== Records supplied ==
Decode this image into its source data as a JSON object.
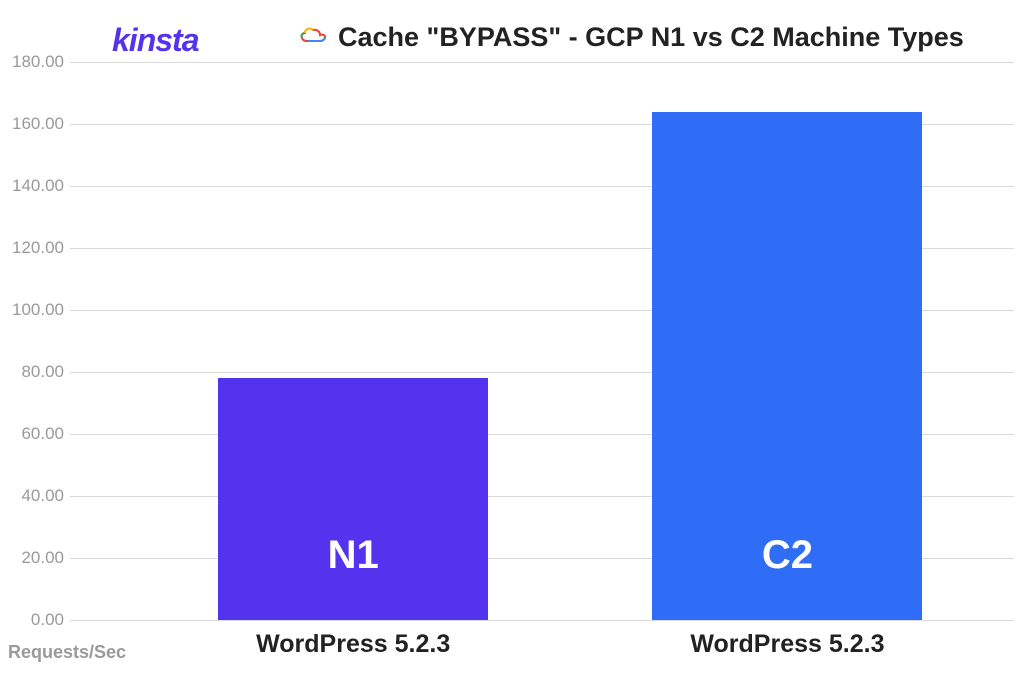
{
  "brand": "kinsta",
  "title": "Cache \"BYPASS\" - GCP N1 vs C2 Machine Types",
  "y_axis_label": "Requests/Sec",
  "chart_data": {
    "type": "bar",
    "categories": [
      "WordPress 5.2.3",
      "WordPress 5.2.3"
    ],
    "values": [
      78,
      164
    ],
    "bar_labels": [
      "N1",
      "C2"
    ],
    "colors": [
      "#5333ed",
      "#2f6df6"
    ],
    "ylim": [
      0,
      180
    ],
    "y_ticks": [
      "0.00",
      "20.00",
      "40.00",
      "60.00",
      "80.00",
      "100.00",
      "120.00",
      "140.00",
      "160.00",
      "180.00"
    ],
    "ylabel": "Requests/Sec",
    "title": "Cache \"BYPASS\" - GCP N1 vs C2 Machine Types"
  }
}
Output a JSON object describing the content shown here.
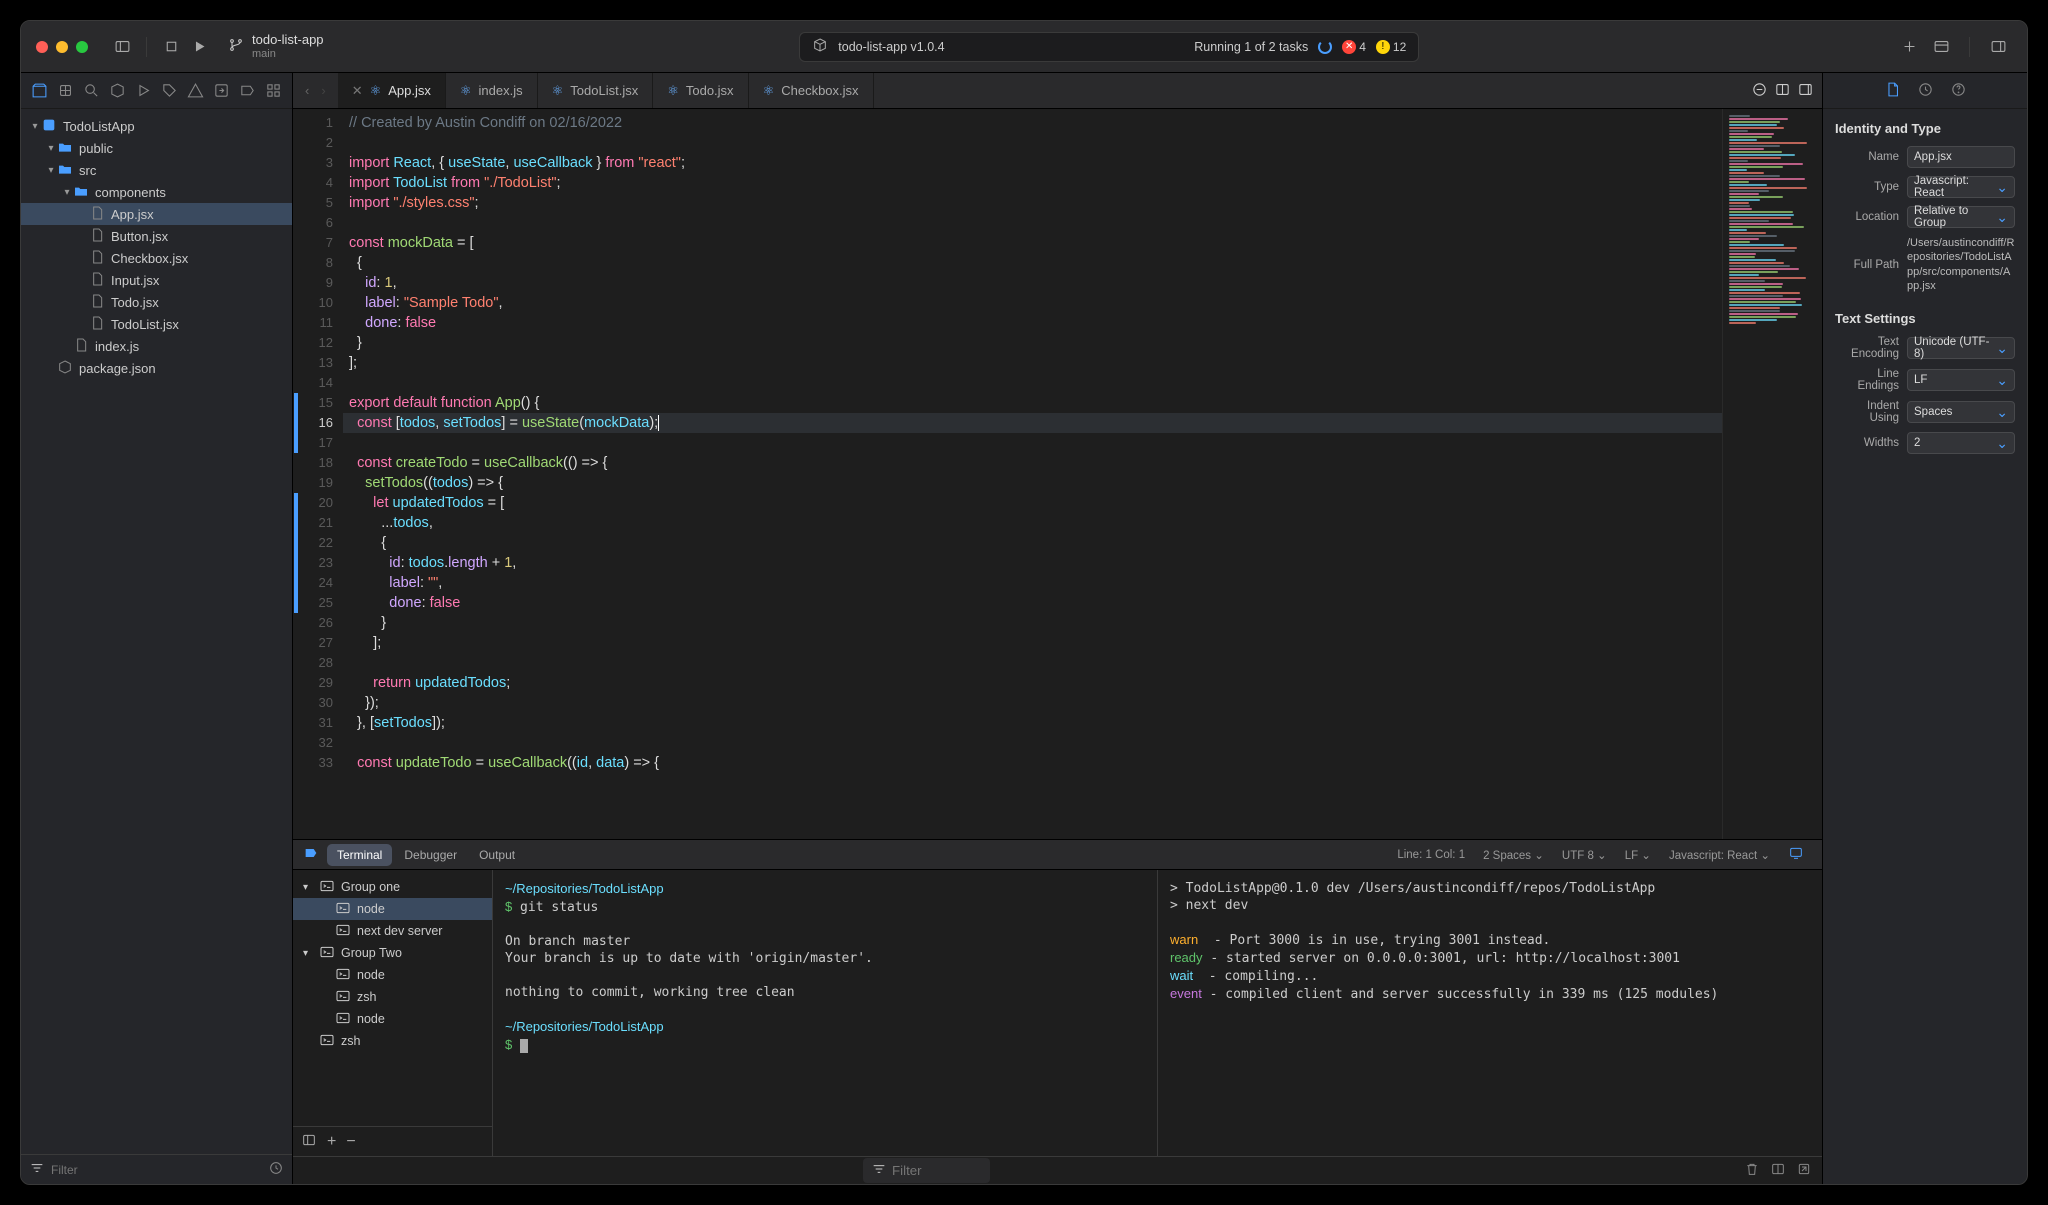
{
  "titlebar": {
    "project_name": "todo-list-app",
    "branch": "main",
    "status_text": "todo-list-app v1.0.4",
    "tasks_text": "Running 1 of 2 tasks",
    "errors": "4",
    "warnings": "12"
  },
  "sidebar": {
    "filter_placeholder": "Filter",
    "tree": [
      {
        "depth": 0,
        "type": "root",
        "icon": "app",
        "label": "TodoListApp",
        "expanded": true
      },
      {
        "depth": 1,
        "type": "folder",
        "icon": "folder",
        "label": "public",
        "expanded": true
      },
      {
        "depth": 1,
        "type": "folder",
        "icon": "folder",
        "label": "src",
        "expanded": true
      },
      {
        "depth": 2,
        "type": "folder",
        "icon": "folder",
        "label": "components",
        "expanded": true
      },
      {
        "depth": 3,
        "type": "file",
        "icon": "file",
        "label": "App.jsx",
        "selected": true
      },
      {
        "depth": 3,
        "type": "file",
        "icon": "file",
        "label": "Button.jsx"
      },
      {
        "depth": 3,
        "type": "file",
        "icon": "file",
        "label": "Checkbox.jsx"
      },
      {
        "depth": 3,
        "type": "file",
        "icon": "file",
        "label": "Input.jsx"
      },
      {
        "depth": 3,
        "type": "file",
        "icon": "file",
        "label": "Todo.jsx"
      },
      {
        "depth": 3,
        "type": "file",
        "icon": "file",
        "label": "TodoList.jsx"
      },
      {
        "depth": 2,
        "type": "file",
        "icon": "file",
        "label": "index.js"
      },
      {
        "depth": 1,
        "type": "file",
        "icon": "pkg",
        "label": "package.json"
      }
    ]
  },
  "tabs": [
    {
      "label": "App.jsx",
      "icon": "react",
      "active": true,
      "close": true
    },
    {
      "label": "index.js",
      "icon": "react",
      "active": false,
      "close": false
    },
    {
      "label": "TodoList.jsx",
      "icon": "react",
      "active": false,
      "close": false
    },
    {
      "label": "Todo.jsx",
      "icon": "react",
      "active": false,
      "close": false
    },
    {
      "label": "Checkbox.jsx",
      "icon": "react",
      "active": false,
      "close": false
    }
  ],
  "editor": {
    "change_bars": [
      {
        "from": 15,
        "to": 17
      },
      {
        "from": 20,
        "to": 25
      }
    ],
    "highlight_line": 16,
    "lines": [
      {
        "n": 1,
        "html": "<span class='c-comment'>// Created by Austin Condiff on 02/16/2022</span>"
      },
      {
        "n": 2,
        "html": ""
      },
      {
        "n": 3,
        "html": "<span class='c-kw'>import</span> <span class='c-var'>React</span>, { <span class='c-var'>useState</span>, <span class='c-var'>useCallback</span> } <span class='c-kw'>from</span> <span class='c-str'>\"react\"</span>;"
      },
      {
        "n": 4,
        "html": "<span class='c-kw'>import</span> <span class='c-var'>TodoList</span> <span class='c-kw'>from</span> <span class='c-str'>\"./TodoList\"</span>;"
      },
      {
        "n": 5,
        "html": "<span class='c-kw'>import</span> <span class='c-str'>\"./styles.css\"</span>;"
      },
      {
        "n": 6,
        "html": ""
      },
      {
        "n": 7,
        "html": "<span class='c-kw'>const</span> <span class='c-fn'>mockData</span> = ["
      },
      {
        "n": 8,
        "html": "  {"
      },
      {
        "n": 9,
        "html": "    <span class='c-prop'>id</span>: <span class='c-num'>1</span>,"
      },
      {
        "n": 10,
        "html": "    <span class='c-prop'>label</span>: <span class='c-str'>\"Sample Todo\"</span>,"
      },
      {
        "n": 11,
        "html": "    <span class='c-prop'>done</span>: <span class='c-kw'>false</span>"
      },
      {
        "n": 12,
        "html": "  }"
      },
      {
        "n": 13,
        "html": "];"
      },
      {
        "n": 14,
        "html": ""
      },
      {
        "n": 15,
        "html": "<span class='c-kw'>export</span> <span class='c-kw'>default</span> <span class='c-kw'>function</span> <span class='c-fn'>App</span>() {"
      },
      {
        "n": 16,
        "html": "  <span class='c-kw'>const</span> [<span class='c-var'>todos</span>, <span class='c-var'>setTodos</span>] = <span class='c-fn'>useState</span>(<span class='c-var'>mockData</span>);<span class='cursor'></span>"
      },
      {
        "n": 17,
        "html": ""
      },
      {
        "n": 18,
        "html": "  <span class='c-kw'>const</span> <span class='c-fn'>createTodo</span> = <span class='c-fn'>useCallback</span>(() =&gt; {"
      },
      {
        "n": 19,
        "html": "    <span class='c-fn'>setTodos</span>((<span class='c-var'>todos</span>) =&gt; {"
      },
      {
        "n": 20,
        "html": "      <span class='c-kw'>let</span> <span class='c-var'>updatedTodos</span> = ["
      },
      {
        "n": 21,
        "html": "        ...<span class='c-var'>todos</span>,"
      },
      {
        "n": 22,
        "html": "        {"
      },
      {
        "n": 23,
        "html": "          <span class='c-prop'>id</span>: <span class='c-var'>todos</span>.<span class='c-prop'>length</span> + <span class='c-num'>1</span>,"
      },
      {
        "n": 24,
        "html": "          <span class='c-prop'>label</span>: <span class='c-str'>\"\"</span>,"
      },
      {
        "n": 25,
        "html": "          <span class='c-prop'>done</span>: <span class='c-kw'>false</span>"
      },
      {
        "n": 26,
        "html": "        }"
      },
      {
        "n": 27,
        "html": "      ];"
      },
      {
        "n": 28,
        "html": ""
      },
      {
        "n": 29,
        "html": "      <span class='c-kw'>return</span> <span class='c-var'>updatedTodos</span>;"
      },
      {
        "n": 30,
        "html": "    });"
      },
      {
        "n": 31,
        "html": "  }, [<span class='c-var'>setTodos</span>]);"
      },
      {
        "n": 32,
        "html": ""
      },
      {
        "n": 33,
        "html": "  <span class='c-kw'>const</span> <span class='c-fn'>updateTodo</span> = <span class='c-fn'>useCallback</span>((<span class='c-var'>id</span>, <span class='c-var'>data</span>) =&gt; {"
      }
    ]
  },
  "bottom": {
    "tabs": [
      "Terminal",
      "Debugger",
      "Output"
    ],
    "active_tab": 0,
    "status": {
      "line_col": "Line: 1  Col: 1",
      "spaces": "2 Spaces",
      "encoding": "UTF 8",
      "eol": "LF",
      "lang": "Javascript: React"
    },
    "term_groups": [
      {
        "label": "Group one",
        "expanded": true,
        "items": [
          {
            "label": "node",
            "selected": true
          },
          {
            "label": "next dev server"
          }
        ]
      },
      {
        "label": "Group Two",
        "expanded": true,
        "items": [
          {
            "label": "node"
          },
          {
            "label": "zsh"
          },
          {
            "label": "node"
          }
        ]
      },
      {
        "label": "zsh",
        "leaf": true
      }
    ],
    "pane1_html": "<span class='t-path'>~/Repositories/TodoListApp</span>\n<span class='t-prompt'>$</span> git status\n\nOn branch master\nYour branch is up to date with 'origin/master'.\n\nnothing to commit, working tree clean\n\n<span class='t-path'>~/Repositories/TodoListApp</span>\n<span class='t-prompt'>$</span> <span class='t-cursor'></span>",
    "pane2_html": "&gt; TodoListApp@0.1.0 dev /Users/austincondiff/repos/TodoListApp\n&gt; next dev\n\n<span class='t-warn'>warn</span>  - Port 3000 is in use, trying 3001 instead.\n<span class='t-ready'>ready</span> - started server on 0.0.0.0:3001, url: http://localhost:3001\n<span class='t-wait'>wait</span>  - compiling...\n<span class='t-event'>event</span> - compiled client and server successfully in 339 ms (125 modules)",
    "filter_placeholder": "Filter"
  },
  "inspector": {
    "identity_heading": "Identity and Type",
    "settings_heading": "Text Settings",
    "name_label": "Name",
    "name_value": "App.jsx",
    "type_label": "Type",
    "type_value": "Javascript: React",
    "location_label": "Location",
    "location_value": "Relative to Group",
    "fullpath_label": "Full Path",
    "fullpath_value": "/Users/austincondiff/Repositories/TodoListApp/src/components/App.jsx",
    "encoding_label": "Text Encoding",
    "encoding_value": "Unicode (UTF-8)",
    "eol_label": "Line Endings",
    "eol_value": "LF",
    "indent_label": "Indent Using",
    "indent_value": "Spaces",
    "widths_label": "Widths",
    "widths_value": "2"
  }
}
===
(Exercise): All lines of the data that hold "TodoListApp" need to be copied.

(Task response):
        "label": "TodoListApp",
    "pane1_html": "<span class='t-path'>~/Repositories/TodoListApp</span>\n<span class='t-prompt'>$</span> git status\n\nOn branch master\nYour branch is up to date with 'origin/master'.\n\nnothing to commit, working tree clean\n\n<span class='t-path'>~/Repositories/TodoListApp</span>\n<span class='t-prompt'>$</span> <span class='t-cursor'></span>",
    "pane2_html": "&gt; TodoListApp@0.1.0 dev /Users/austincondiff/repos/TodoListApp\n&gt; next dev\n\n<span class='t-warn'>warn</span>  - Port 3000 is in use, trying 3001 instead.\n<span class='t-ready'>ready</span> - started server on 0.0.0.0:3001, url: http://localhost:3001\n<span class='t-wait'>wait</span>  - compiling...\n<span class='t-event'>event</span> - compiled client and server successfully in 339 ms (125 modules)",
    "fullpath_value": "/Users/austincondiff/Repositories/TodoListApp/src/components/App.jsx",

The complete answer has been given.